__Exercise__:
All entries need to be written out verbatim, with pictures omitted.

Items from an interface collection
----------
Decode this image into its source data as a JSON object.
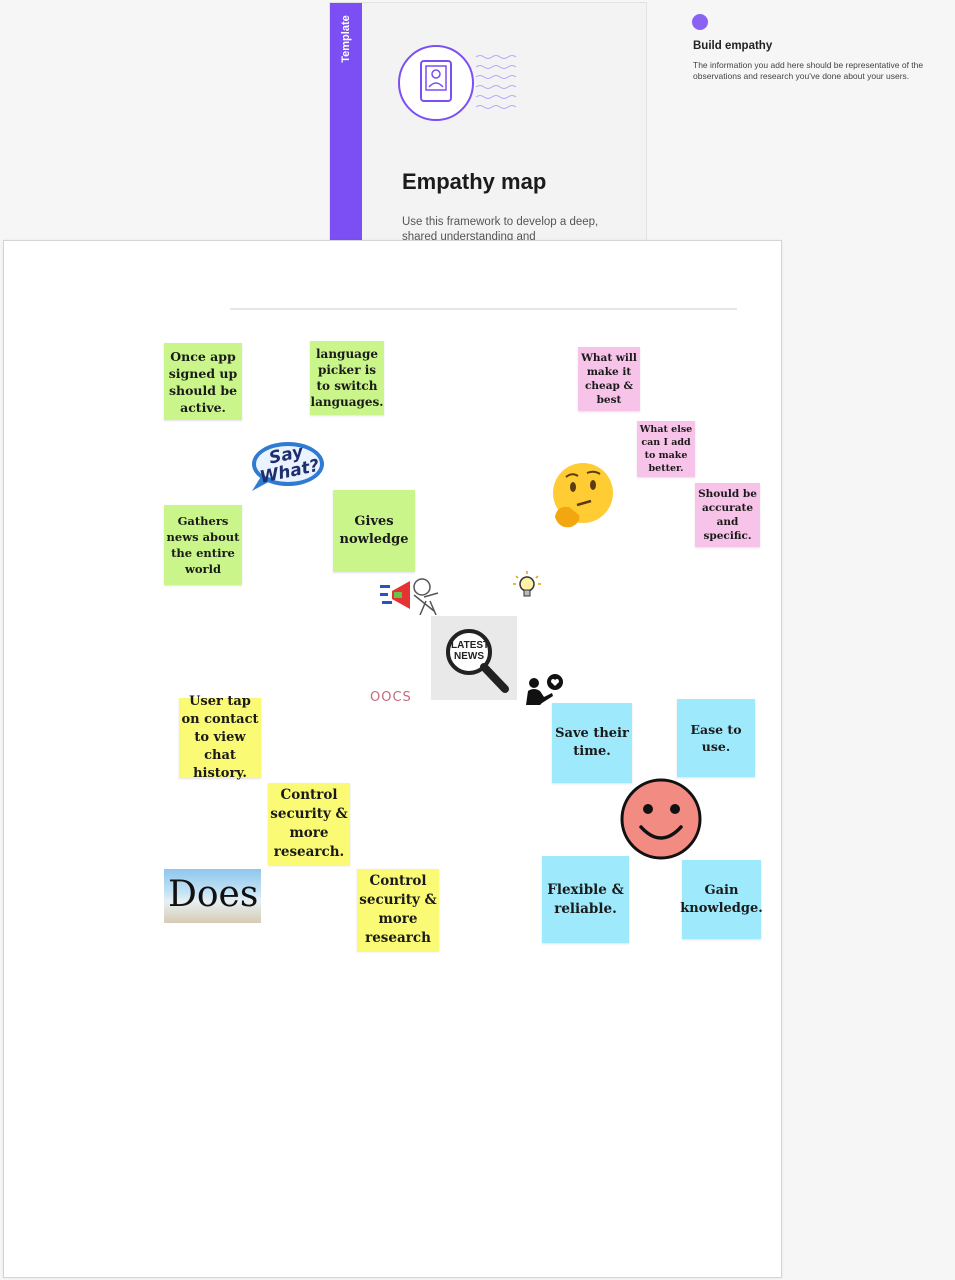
{
  "template_card": {
    "tag": "Template",
    "title": "Empathy map",
    "description": "Use this framework to develop a deep, shared understanding and"
  },
  "panel": {
    "title": "Build empathy",
    "text": "The information you add here should be representative of the observations and research you've done about your users."
  },
  "notes": {
    "green_1": "Once app signed up should be active.",
    "green_2": "language picker is to switch languages.",
    "green_3": "Gathers news about the entire world",
    "green_4": "Gives nowledge",
    "pink_1": "What will make it cheap & best",
    "pink_2": "What else can I add to make better.",
    "pink_3": "Should be accurate and specific.",
    "yellow_1": "User tap on contact to view chat history.",
    "yellow_2": "Control security & more research.",
    "yellow_3": "Control security & more research",
    "blue_1": "Save their time.",
    "blue_2": "Ease to use.",
    "blue_3": "Flexible & reliable.",
    "blue_4": "Gain knowledge."
  },
  "stickers": {
    "say_what": "Say What?",
    "latest_news": "LATEST NEWS",
    "does": "Does",
    "oocs": "OOCS"
  },
  "colors": {
    "accent": "#7b4ff3",
    "green_note": "#c9f58a",
    "pink_note": "#f7c3e9",
    "yellow_note": "#fbfa74",
    "blue_note": "#9ee9fb"
  }
}
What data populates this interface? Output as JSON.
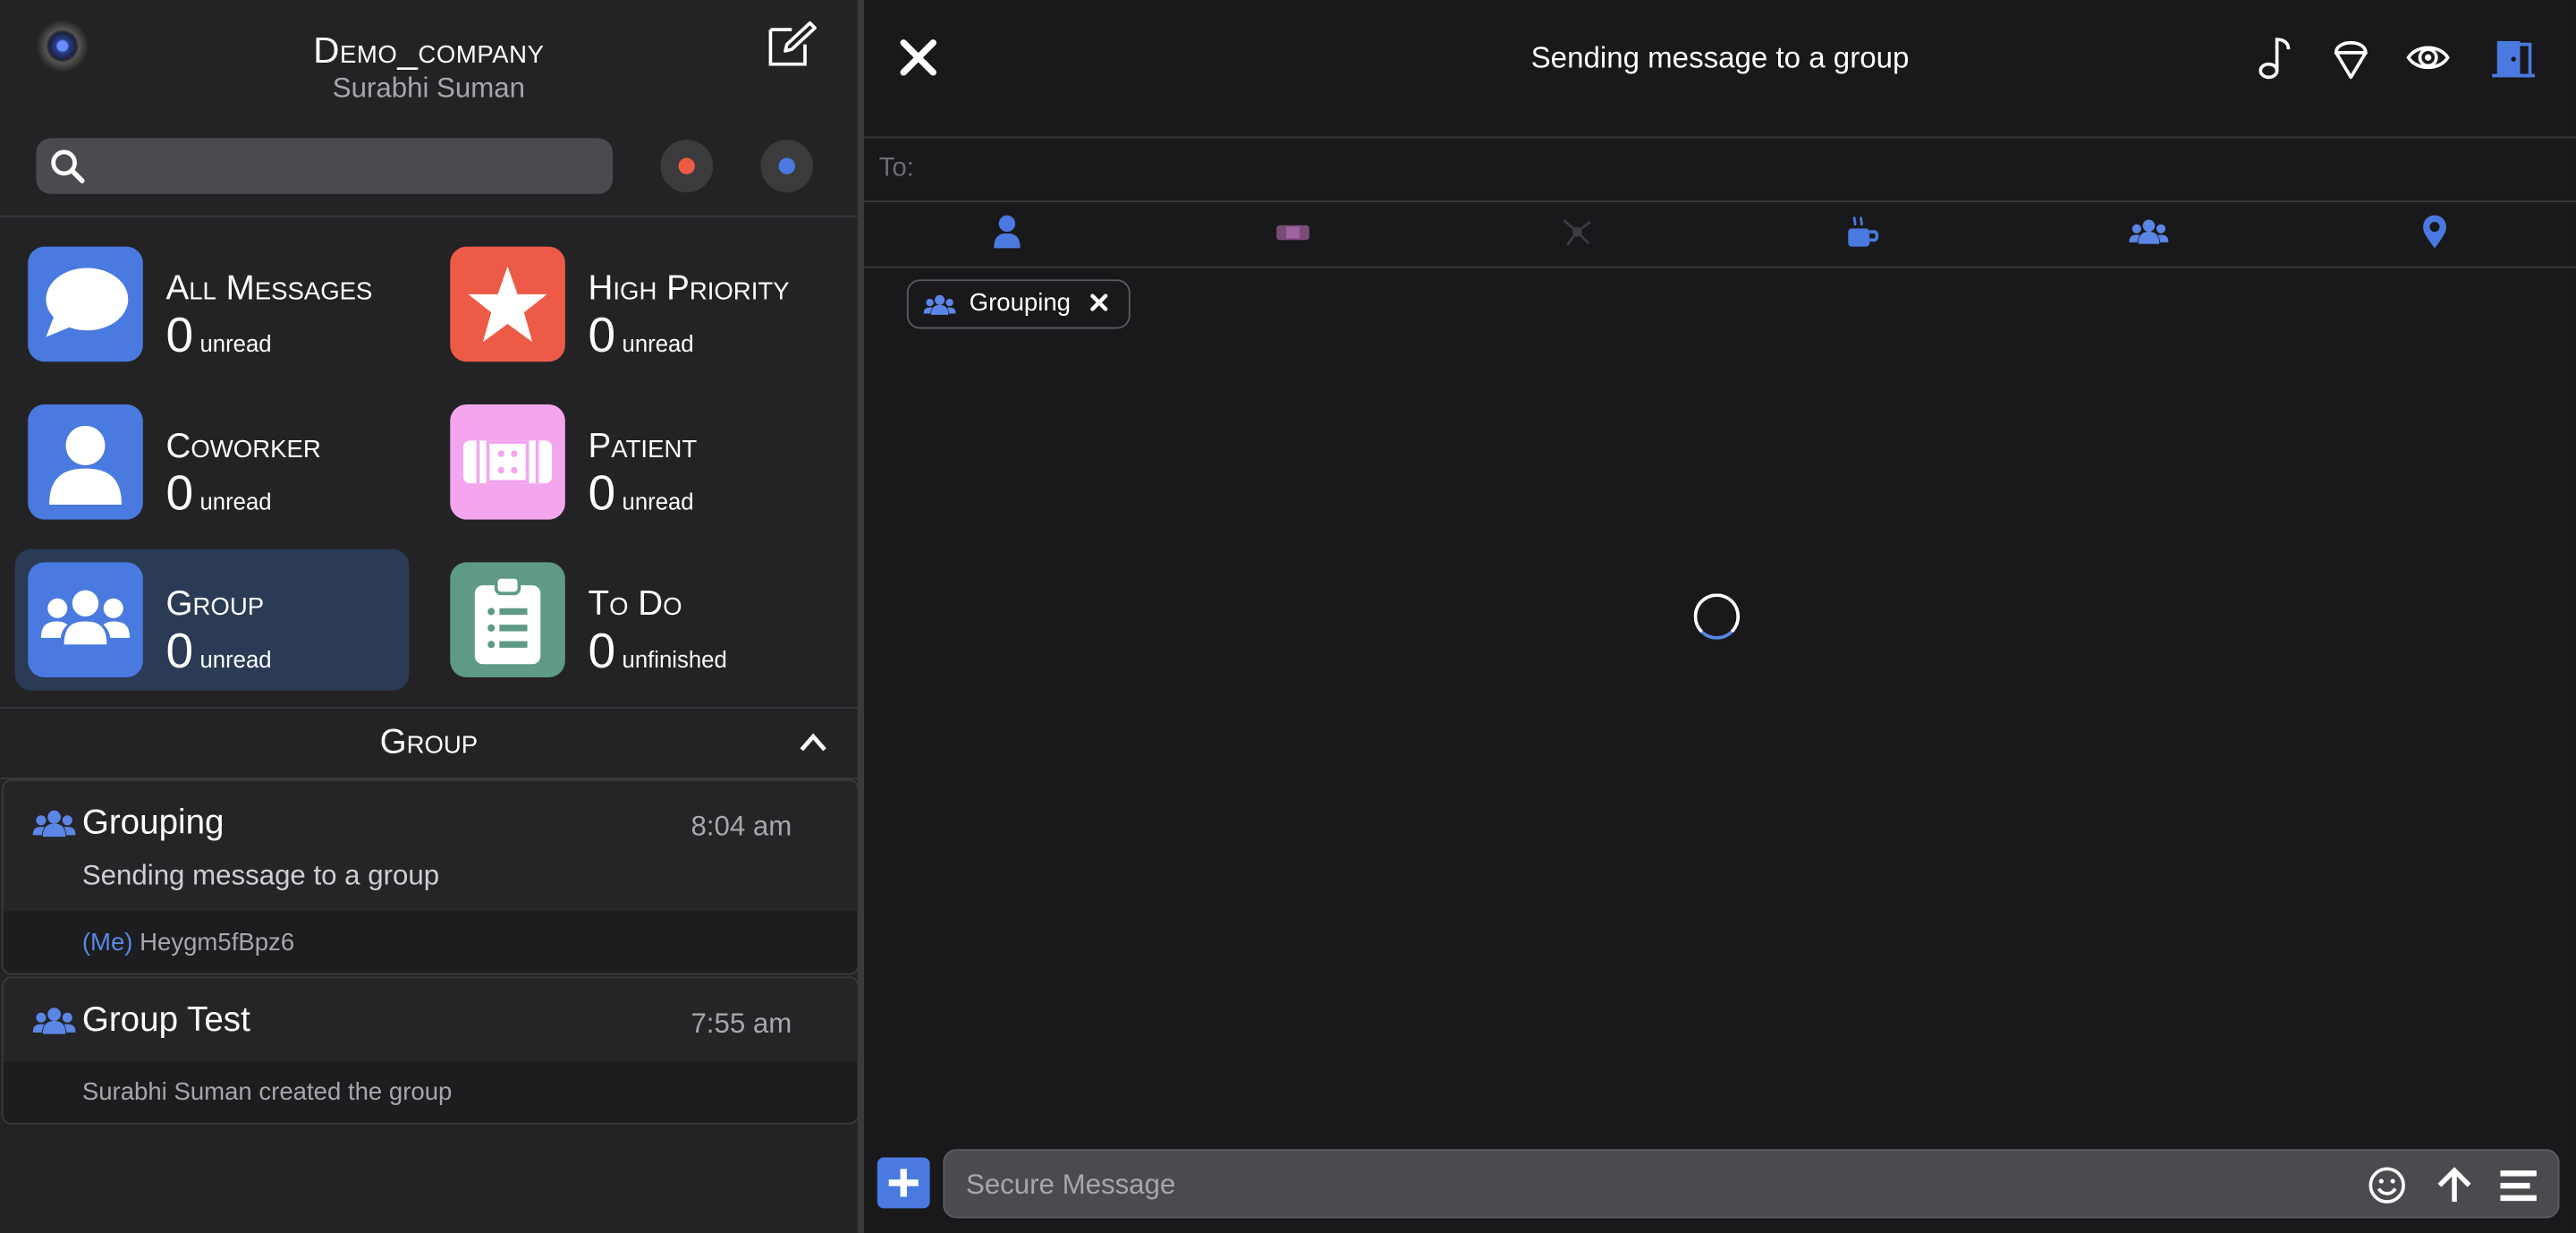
{
  "sidebar": {
    "company": "Demo_company",
    "user": "Surabhi Suman",
    "search": {
      "placeholder": ""
    },
    "status_dots": {
      "red": "#ef5a44",
      "blue": "#4a7ae0"
    },
    "categories": [
      {
        "title": "All Messages",
        "count": "0",
        "unit": "unread",
        "color": "#4a7ae0",
        "icon": "speech-bubble-icon"
      },
      {
        "title": "High Priority",
        "count": "0",
        "unit": "unread",
        "color": "#ee5a48",
        "icon": "star-icon"
      },
      {
        "title": "Coworker",
        "count": "0",
        "unit": "unread",
        "color": "#4a7ae0",
        "icon": "person-icon"
      },
      {
        "title": "Patient",
        "count": "0",
        "unit": "unread",
        "color": "#f3a6ee",
        "icon": "bandage-icon"
      },
      {
        "title": "Group",
        "count": "0",
        "unit": "unread",
        "color": "#4a7ae0",
        "icon": "group-icon",
        "selected": true
      },
      {
        "title": "To Do",
        "count": "0",
        "unit": "unfinished",
        "color": "#5e9a86",
        "icon": "clipboard-icon"
      }
    ],
    "section_title": "Group",
    "conversations": [
      {
        "name": "Grouping",
        "time": "8:04 am",
        "subject": "Sending message to a group",
        "me_label": "(Me)",
        "preview": "Heygm5fBpz6"
      },
      {
        "name": "Group Test",
        "time": "7:55 am",
        "preview": "Surabhi Suman created the group"
      }
    ]
  },
  "compose_panel": {
    "title": "Sending message to a group",
    "to_label": "To:",
    "recipient_chip": "Grouping",
    "header_icons": [
      "music-note-icon",
      "ice-cream-icon",
      "eye-icon",
      "door-exit-icon"
    ],
    "contact_type_icons": [
      "person-icon",
      "bandage-icon",
      "network-icon",
      "coffee-icon",
      "group-icon",
      "location-pin-icon"
    ],
    "message_placeholder": "Secure Message",
    "accent": "#4a7ae0"
  }
}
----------
__Answer box__:
Decode this image into its source data as a JSON object.
{
  "template_card": {
    "tag": "Template",
    "title": "Empathy map",
    "description": "Use this framework to develop a deep, shared understanding and"
  },
  "panel": {
    "title": "Build empathy",
    "text": "The information you add here should be representative of the observations and research you've done about your users."
  },
  "notes": {
    "green_1": "Once app signed up should be active.",
    "green_2": "language picker is to switch languages.",
    "green_3": "Gathers news about the entire world",
    "green_4": "Gives nowledge",
    "pink_1": "What will make it cheap & best",
    "pink_2": "What else can I add to make better.",
    "pink_3": "Should be accurate and specific.",
    "yellow_1": "User tap on contact to view chat history.",
    "yellow_2": "Control security & more research.",
    "yellow_3": "Control security & more research",
    "blue_1": "Save their time.",
    "blue_2": "Ease to use.",
    "blue_3": "Flexible & reliable.",
    "blue_4": "Gain knowledge."
  },
  "stickers": {
    "say_what": "Say What?",
    "latest_news": "LATEST NEWS",
    "does": "Does",
    "oocs": "OOCS"
  },
  "colors": {
    "accent": "#7b4ff3",
    "green_note": "#c9f58a",
    "pink_note": "#f7c3e9",
    "yellow_note": "#fbfa74",
    "blue_note": "#9ee9fb"
  }
}
What data populates this interface? Output as JSON.
{
  "sidebar": {
    "company": "Demo_company",
    "user": "Surabhi Suman",
    "search": {
      "placeholder": ""
    },
    "status_dots": {
      "red": "#ef5a44",
      "blue": "#4a7ae0"
    },
    "categories": [
      {
        "title": "All Messages",
        "count": "0",
        "unit": "unread",
        "color": "#4a7ae0",
        "icon": "speech-bubble-icon"
      },
      {
        "title": "High Priority",
        "count": "0",
        "unit": "unread",
        "color": "#ee5a48",
        "icon": "star-icon"
      },
      {
        "title": "Coworker",
        "count": "0",
        "unit": "unread",
        "color": "#4a7ae0",
        "icon": "person-icon"
      },
      {
        "title": "Patient",
        "count": "0",
        "unit": "unread",
        "color": "#f3a6ee",
        "icon": "bandage-icon"
      },
      {
        "title": "Group",
        "count": "0",
        "unit": "unread",
        "color": "#4a7ae0",
        "icon": "group-icon",
        "selected": true
      },
      {
        "title": "To Do",
        "count": "0",
        "unit": "unfinished",
        "color": "#5e9a86",
        "icon": "clipboard-icon"
      }
    ],
    "section_title": "Group",
    "conversations": [
      {
        "name": "Grouping",
        "time": "8:04 am",
        "subject": "Sending message to a group",
        "me_label": "(Me)",
        "preview": "Heygm5fBpz6"
      },
      {
        "name": "Group Test",
        "time": "7:55 am",
        "preview": "Surabhi Suman created the group"
      }
    ]
  },
  "compose_panel": {
    "title": "Sending message to a group",
    "to_label": "To:",
    "recipient_chip": "Grouping",
    "header_icons": [
      "music-note-icon",
      "ice-cream-icon",
      "eye-icon",
      "door-exit-icon"
    ],
    "contact_type_icons": [
      "person-icon",
      "bandage-icon",
      "network-icon",
      "coffee-icon",
      "group-icon",
      "location-pin-icon"
    ],
    "message_placeholder": "Secure Message",
    "accent": "#4a7ae0"
  }
}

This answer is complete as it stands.